### Task
If an entry holds a picture, drop the picture and restate the rest word for word.

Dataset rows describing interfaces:
* * *
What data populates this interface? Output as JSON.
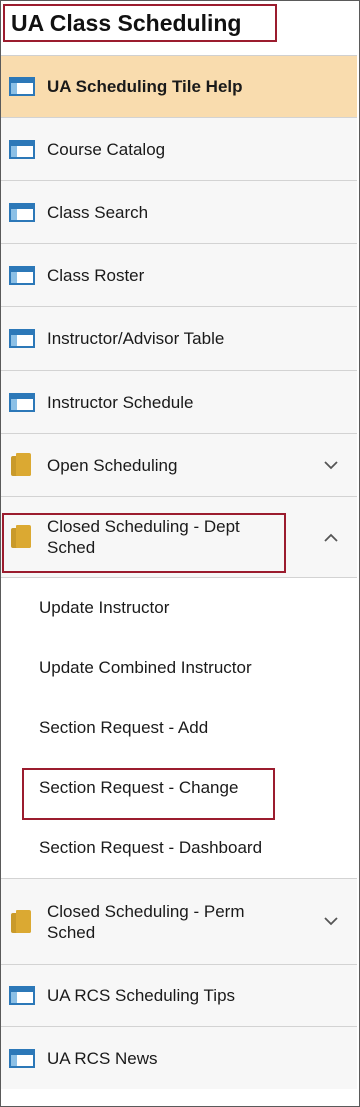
{
  "title": "UA Class Scheduling",
  "colors": {
    "highlight_border": "#9b1c2e",
    "active_bg": "#f9dcae",
    "window_icon": "#2c78b8",
    "folder_icon": "#c99a2a"
  },
  "nav": {
    "items": [
      {
        "label": "UA Scheduling Tile Help",
        "icon": "window-icon",
        "active": true
      },
      {
        "label": "Course Catalog",
        "icon": "window-icon"
      },
      {
        "label": "Class Search",
        "icon": "window-icon"
      },
      {
        "label": "Class Roster",
        "icon": "window-icon"
      },
      {
        "label": "Instructor/Advisor Table",
        "icon": "window-icon"
      },
      {
        "label": "Instructor Schedule",
        "icon": "window-icon"
      },
      {
        "label": "Open Scheduling",
        "icon": "folder-icon",
        "expanded": false
      },
      {
        "label": "Closed Scheduling - Dept Sched",
        "icon": "folder-icon",
        "expanded": true,
        "children": [
          {
            "label": "Update Instructor"
          },
          {
            "label": "Update Combined Instructor"
          },
          {
            "label": "Section Request - Add"
          },
          {
            "label": "Section Request - Change",
            "highlighted": true
          },
          {
            "label": "Section Request - Dashboard"
          }
        ]
      },
      {
        "label": "Closed Scheduling - Perm Sched",
        "icon": "folder-icon",
        "expanded": false
      },
      {
        "label": "UA RCS Scheduling Tips",
        "icon": "window-icon"
      },
      {
        "label": "UA RCS News",
        "icon": "window-icon"
      }
    ]
  }
}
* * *
### Written solution
What data populates this interface? Output as JSON.
{
  "title": "UA Class Scheduling",
  "colors": {
    "highlight_border": "#9b1c2e",
    "active_bg": "#f9dcae",
    "window_icon": "#2c78b8",
    "folder_icon": "#c99a2a"
  },
  "nav": {
    "items": [
      {
        "label": "UA Scheduling Tile Help",
        "icon": "window-icon",
        "active": true
      },
      {
        "label": "Course Catalog",
        "icon": "window-icon"
      },
      {
        "label": "Class Search",
        "icon": "window-icon"
      },
      {
        "label": "Class Roster",
        "icon": "window-icon"
      },
      {
        "label": "Instructor/Advisor Table",
        "icon": "window-icon"
      },
      {
        "label": "Instructor Schedule",
        "icon": "window-icon"
      },
      {
        "label": "Open Scheduling",
        "icon": "folder-icon",
        "expanded": false
      },
      {
        "label": "Closed Scheduling - Dept Sched",
        "icon": "folder-icon",
        "expanded": true,
        "children": [
          {
            "label": "Update Instructor"
          },
          {
            "label": "Update Combined Instructor"
          },
          {
            "label": "Section Request - Add"
          },
          {
            "label": "Section Request - Change",
            "highlighted": true
          },
          {
            "label": "Section Request - Dashboard"
          }
        ]
      },
      {
        "label": "Closed Scheduling - Perm Sched",
        "icon": "folder-icon",
        "expanded": false
      },
      {
        "label": "UA RCS Scheduling Tips",
        "icon": "window-icon"
      },
      {
        "label": "UA RCS News",
        "icon": "window-icon"
      }
    ]
  }
}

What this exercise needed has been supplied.